But the Wallabies had seen their huge first-half lead gradually eroded as South Africa got on top up front, where Victor Matfield, Gurthro Steenkamp and Juan Smith were exceptional.
At 36-31, however, Drew Mitchell spotted another South African defensive gap and scored by the posts. James O'Connor, who had scored two tries himself in the first 24 minutes, converted for a 38-36 lead.
That became 39-38 to South Africa with Morne Steyn's sixth penalty goal five minutes from the end. But Beale's audacious late kick won it.
Smit admitted: "It is hard to talk after that finish. We made a bad start but made a great comeback, so to lose like that is very disappointing. It's been a poor Tri Nations for us and we have a lot of work to do."
But for all the eulogies regarding South Africa's comeback, there have to be boards of inquiry set up to understand what the hell happened in the first 24 minutes when they fell 25 points behind. Nor, of course, was this a one-off -- Australia led 21-7 after 11 minutes in Pretoria the previous week.
Defence, and the necessary structure and pattern around which it is based, were the cornerstone of South Africa's triumph at the 2007 World Cup where they conceded just nine tries in seven matches. But the Springboks have now conceded 22 tries in their six games in this year's Tri Nations, exactly double last year's tally.
They don't operate as a unit, don't appear to have a clue how to shut down space and isolate the oncoming ball-carrier and they continue to miss important tackles.
It is always hard to be critical after such a magnificent game of rugby and so wondrous a comeback.
Entertaining rugby of the kind we have seen in this year's Tri Nations is all well and good and undoubtedly, many tries have been conceived and finished by class attacking play. Sometimes you just have to put up your hands and acknowledge that.

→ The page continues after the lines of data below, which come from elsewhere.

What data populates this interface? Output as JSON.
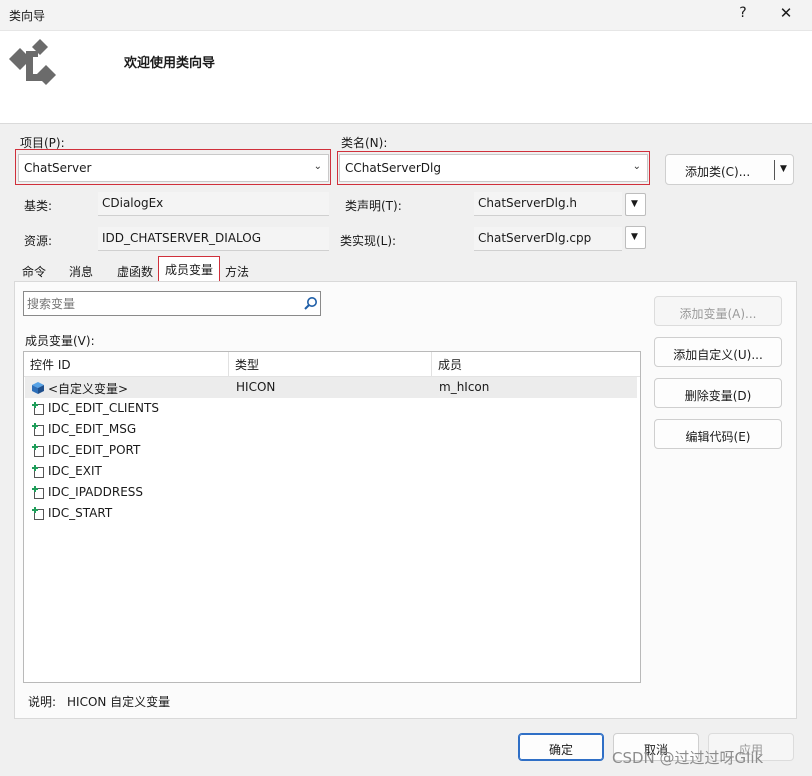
{
  "window": {
    "title": "类向导",
    "help_label": "?",
    "close_label": "✕"
  },
  "header": {
    "heading": "欢迎使用类向导"
  },
  "project": {
    "label": "项目(P):",
    "value": "ChatServer"
  },
  "classname": {
    "label": "类名(N):",
    "value": "CChatServerDlg"
  },
  "add_class_button": "添加类(C)...",
  "base": {
    "label": "基类:",
    "value": "CDialogEx"
  },
  "decl": {
    "label": "类声明(T):",
    "value": "ChatServerDlg.h"
  },
  "resource": {
    "label": "资源:",
    "value": "IDD_CHATSERVER_DIALOG"
  },
  "impl": {
    "label": "类实现(L):",
    "value": "ChatServerDlg.cpp"
  },
  "tabs": [
    {
      "label": "命令"
    },
    {
      "label": "消息"
    },
    {
      "label": "虚函数"
    },
    {
      "label": "成员变量"
    },
    {
      "label": "方法"
    }
  ],
  "active_tab": "成员变量",
  "search": {
    "placeholder": "搜索变量"
  },
  "members_label": "成员变量(V):",
  "table": {
    "columns": [
      "控件 ID",
      "类型",
      "成员"
    ],
    "rows": [
      {
        "id": "<自定义变量>",
        "type": "HICON",
        "member": "m_hIcon",
        "icon": "custom-variable-icon"
      },
      {
        "id": "IDC_EDIT_CLIENTS",
        "type": "",
        "member": "",
        "icon": "control-id-icon"
      },
      {
        "id": "IDC_EDIT_MSG",
        "type": "",
        "member": "",
        "icon": "control-id-icon"
      },
      {
        "id": "IDC_EDIT_PORT",
        "type": "",
        "member": "",
        "icon": "control-id-icon"
      },
      {
        "id": "IDC_EXIT",
        "type": "",
        "member": "",
        "icon": "control-id-icon"
      },
      {
        "id": "IDC_IPADDRESS",
        "type": "",
        "member": "",
        "icon": "control-id-icon"
      },
      {
        "id": "IDC_START",
        "type": "",
        "member": "",
        "icon": "control-id-icon"
      }
    ]
  },
  "side_buttons": {
    "add_variable": "添加变量(A)...",
    "add_custom": "添加自定义(U)...",
    "delete_variable": "删除变量(D)",
    "edit_code": "编辑代码(E)"
  },
  "description": {
    "label": "说明:",
    "value": "HICON 自定义变量"
  },
  "footer": {
    "ok": "确定",
    "cancel": "取消",
    "apply": "应用"
  },
  "watermark": "CSDN @过过过呀Glik",
  "colors": {
    "highlight_red": "#d0303b",
    "primary_blue": "#2f6fc6"
  }
}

It was a great game to watch on Saturday but South Africa cannot go on like this. For, at the end of the day, despite their heroics these last two weeks, they have finished bottom of the table.
But will anyone be asking the hard questions as to why?
South Africa -- F Steyn; JP Pietersen, J Fourie, J De Villiers, B Habana (G Aplon 50); M Steyn, F Hougaard; G Steenkamp, J Smit (capt) (C Ralepelle 65), J Du Plessis (CJ van der Linde 54), D Rossouw (F Van der Merwe 60), V Matfield, S Burger, J Smith, P Spies (R.Kankowski 65).
Australia -- K Beale; J O'Connor, A Ashley-Cooper, M Giteau (B Barnes 67), D Mitchell (A Faingaa 73); Q Cooper, W Genia (L. Burgess 54); B Robinson, S Moore (S Faingaa 65), S Ma'afu (J Slipper 20), M Chisholm (D Mumm 53), N Sharpe, R Elsom (capt), D Pocock, B McCalman (R. Brown 69), (S. Moore 78) (S Faingaa for S Moore 79).
Ref -- W. Barnes (England).